-- RECORDS SHOWN follows --
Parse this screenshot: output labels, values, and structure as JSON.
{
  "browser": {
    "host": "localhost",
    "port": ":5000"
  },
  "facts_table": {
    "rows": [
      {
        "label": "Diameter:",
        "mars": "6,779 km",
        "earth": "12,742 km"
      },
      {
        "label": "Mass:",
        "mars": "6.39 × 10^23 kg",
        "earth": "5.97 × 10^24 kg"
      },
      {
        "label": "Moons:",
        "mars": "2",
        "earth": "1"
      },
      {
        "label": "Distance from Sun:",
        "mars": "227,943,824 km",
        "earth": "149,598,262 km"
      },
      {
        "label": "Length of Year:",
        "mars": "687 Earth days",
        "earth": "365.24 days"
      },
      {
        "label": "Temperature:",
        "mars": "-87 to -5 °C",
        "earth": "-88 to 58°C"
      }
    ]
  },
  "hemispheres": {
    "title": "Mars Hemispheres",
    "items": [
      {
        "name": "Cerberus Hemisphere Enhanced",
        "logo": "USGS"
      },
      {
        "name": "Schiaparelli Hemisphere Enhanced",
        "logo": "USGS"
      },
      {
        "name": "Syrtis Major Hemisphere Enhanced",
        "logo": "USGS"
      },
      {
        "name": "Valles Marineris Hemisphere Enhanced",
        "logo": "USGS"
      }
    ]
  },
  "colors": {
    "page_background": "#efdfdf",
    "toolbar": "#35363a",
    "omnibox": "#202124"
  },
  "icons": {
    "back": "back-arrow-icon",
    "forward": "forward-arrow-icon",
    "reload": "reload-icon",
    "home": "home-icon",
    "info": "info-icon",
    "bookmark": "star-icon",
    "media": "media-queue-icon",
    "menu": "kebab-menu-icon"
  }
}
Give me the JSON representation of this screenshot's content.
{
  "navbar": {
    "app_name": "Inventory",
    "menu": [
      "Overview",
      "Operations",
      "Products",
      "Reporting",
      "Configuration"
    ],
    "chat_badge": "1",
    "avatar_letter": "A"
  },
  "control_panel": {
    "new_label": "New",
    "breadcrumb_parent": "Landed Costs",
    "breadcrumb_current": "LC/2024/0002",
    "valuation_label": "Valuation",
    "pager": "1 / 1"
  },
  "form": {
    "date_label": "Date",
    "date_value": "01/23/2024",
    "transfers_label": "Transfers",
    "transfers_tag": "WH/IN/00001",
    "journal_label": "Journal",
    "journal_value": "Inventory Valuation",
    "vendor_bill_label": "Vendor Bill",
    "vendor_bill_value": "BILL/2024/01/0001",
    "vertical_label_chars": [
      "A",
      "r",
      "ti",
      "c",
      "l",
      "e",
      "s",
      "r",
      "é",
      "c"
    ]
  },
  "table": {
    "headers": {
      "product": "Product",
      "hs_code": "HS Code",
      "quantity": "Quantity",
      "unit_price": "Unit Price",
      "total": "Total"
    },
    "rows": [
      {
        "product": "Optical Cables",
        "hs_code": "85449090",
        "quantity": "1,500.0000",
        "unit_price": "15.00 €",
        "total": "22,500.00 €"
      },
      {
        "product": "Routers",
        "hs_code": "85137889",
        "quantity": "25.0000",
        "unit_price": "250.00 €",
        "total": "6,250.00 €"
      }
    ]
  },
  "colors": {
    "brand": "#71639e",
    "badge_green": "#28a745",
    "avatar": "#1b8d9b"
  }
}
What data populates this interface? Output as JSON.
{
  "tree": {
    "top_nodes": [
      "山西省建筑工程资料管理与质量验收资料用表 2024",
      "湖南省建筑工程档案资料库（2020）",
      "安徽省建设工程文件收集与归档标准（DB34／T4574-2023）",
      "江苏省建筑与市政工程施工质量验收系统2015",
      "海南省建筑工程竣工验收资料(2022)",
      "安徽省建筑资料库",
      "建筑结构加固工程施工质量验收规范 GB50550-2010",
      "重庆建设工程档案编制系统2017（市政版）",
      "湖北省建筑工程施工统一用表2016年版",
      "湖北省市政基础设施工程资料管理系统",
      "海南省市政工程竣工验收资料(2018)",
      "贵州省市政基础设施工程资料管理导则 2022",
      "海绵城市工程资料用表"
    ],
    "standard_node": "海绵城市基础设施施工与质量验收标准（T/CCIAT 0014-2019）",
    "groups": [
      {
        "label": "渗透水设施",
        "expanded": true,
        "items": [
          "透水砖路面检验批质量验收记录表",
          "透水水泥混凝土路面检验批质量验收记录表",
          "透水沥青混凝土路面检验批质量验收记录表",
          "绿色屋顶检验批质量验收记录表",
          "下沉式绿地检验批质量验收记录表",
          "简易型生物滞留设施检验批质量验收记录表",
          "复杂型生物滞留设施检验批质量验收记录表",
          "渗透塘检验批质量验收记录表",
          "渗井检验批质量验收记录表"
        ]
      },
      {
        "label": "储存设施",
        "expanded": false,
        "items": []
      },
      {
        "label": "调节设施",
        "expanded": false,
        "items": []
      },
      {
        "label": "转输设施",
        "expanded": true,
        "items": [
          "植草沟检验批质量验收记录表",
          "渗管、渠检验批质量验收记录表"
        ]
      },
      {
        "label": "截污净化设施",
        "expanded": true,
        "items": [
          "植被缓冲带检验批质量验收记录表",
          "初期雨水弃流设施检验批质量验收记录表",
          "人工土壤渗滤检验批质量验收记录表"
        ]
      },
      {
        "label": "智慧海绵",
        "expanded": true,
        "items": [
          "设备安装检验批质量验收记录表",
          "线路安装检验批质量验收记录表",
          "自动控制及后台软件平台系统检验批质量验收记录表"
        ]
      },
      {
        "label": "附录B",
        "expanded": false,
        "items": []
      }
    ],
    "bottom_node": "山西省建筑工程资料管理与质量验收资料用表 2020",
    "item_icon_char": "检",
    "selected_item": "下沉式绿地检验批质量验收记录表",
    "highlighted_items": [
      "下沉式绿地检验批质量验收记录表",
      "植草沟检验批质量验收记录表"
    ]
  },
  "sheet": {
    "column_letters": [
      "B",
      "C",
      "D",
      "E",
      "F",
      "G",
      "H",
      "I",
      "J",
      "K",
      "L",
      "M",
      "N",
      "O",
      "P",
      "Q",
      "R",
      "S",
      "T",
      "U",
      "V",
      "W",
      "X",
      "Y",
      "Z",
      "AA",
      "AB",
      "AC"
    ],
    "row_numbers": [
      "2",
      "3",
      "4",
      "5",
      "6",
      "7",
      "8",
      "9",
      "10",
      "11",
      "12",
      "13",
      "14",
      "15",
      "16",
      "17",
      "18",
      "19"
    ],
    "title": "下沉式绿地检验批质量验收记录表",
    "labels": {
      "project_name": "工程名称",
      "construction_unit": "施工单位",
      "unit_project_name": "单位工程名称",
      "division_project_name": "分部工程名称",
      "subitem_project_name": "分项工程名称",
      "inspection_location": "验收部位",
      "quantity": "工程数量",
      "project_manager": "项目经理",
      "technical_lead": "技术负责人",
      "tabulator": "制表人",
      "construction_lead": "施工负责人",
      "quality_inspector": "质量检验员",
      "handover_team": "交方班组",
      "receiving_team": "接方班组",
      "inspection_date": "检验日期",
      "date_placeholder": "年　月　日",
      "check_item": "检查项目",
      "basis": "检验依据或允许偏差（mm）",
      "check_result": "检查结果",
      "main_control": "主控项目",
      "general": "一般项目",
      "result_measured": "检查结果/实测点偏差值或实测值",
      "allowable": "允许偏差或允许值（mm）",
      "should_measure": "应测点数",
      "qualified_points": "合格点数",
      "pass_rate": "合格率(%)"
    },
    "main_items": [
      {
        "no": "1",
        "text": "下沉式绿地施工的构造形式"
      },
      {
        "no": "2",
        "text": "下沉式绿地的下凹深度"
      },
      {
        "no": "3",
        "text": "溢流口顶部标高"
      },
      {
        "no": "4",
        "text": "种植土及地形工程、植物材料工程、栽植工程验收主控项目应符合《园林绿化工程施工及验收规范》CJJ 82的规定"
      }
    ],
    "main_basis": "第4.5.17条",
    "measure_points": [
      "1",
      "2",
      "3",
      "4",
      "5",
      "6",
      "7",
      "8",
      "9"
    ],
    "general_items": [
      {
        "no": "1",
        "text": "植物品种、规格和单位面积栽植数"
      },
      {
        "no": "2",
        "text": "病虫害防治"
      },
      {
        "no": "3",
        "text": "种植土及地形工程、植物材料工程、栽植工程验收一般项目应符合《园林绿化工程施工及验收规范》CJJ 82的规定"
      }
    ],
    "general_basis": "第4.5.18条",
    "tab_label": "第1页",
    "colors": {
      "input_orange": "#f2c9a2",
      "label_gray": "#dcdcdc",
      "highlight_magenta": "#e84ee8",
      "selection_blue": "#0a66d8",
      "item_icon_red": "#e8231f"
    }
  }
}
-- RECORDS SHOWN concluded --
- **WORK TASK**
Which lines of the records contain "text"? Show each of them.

- **ANSWER TO THIS PROBLEM**
        "text": "下沉式绿地施工的构造形式"
        "text": "下沉式绿地的下凹深度"
        "text": "溢流口顶部标高"
        "text": "种植土及地形工程、植物材料工程、栽植工程验收主控项目应符合《园林绿化工程施工及验收规范》CJJ 82的规定"
        "text": "植物品种、规格和单位面积栽植数"
        "text": "病虫害防治"
        "text": "种植土及地形工程、植物材料工程、栽植工程验收一般项目应符合《园林绿化工程施工及验收规范》CJJ 82的规定"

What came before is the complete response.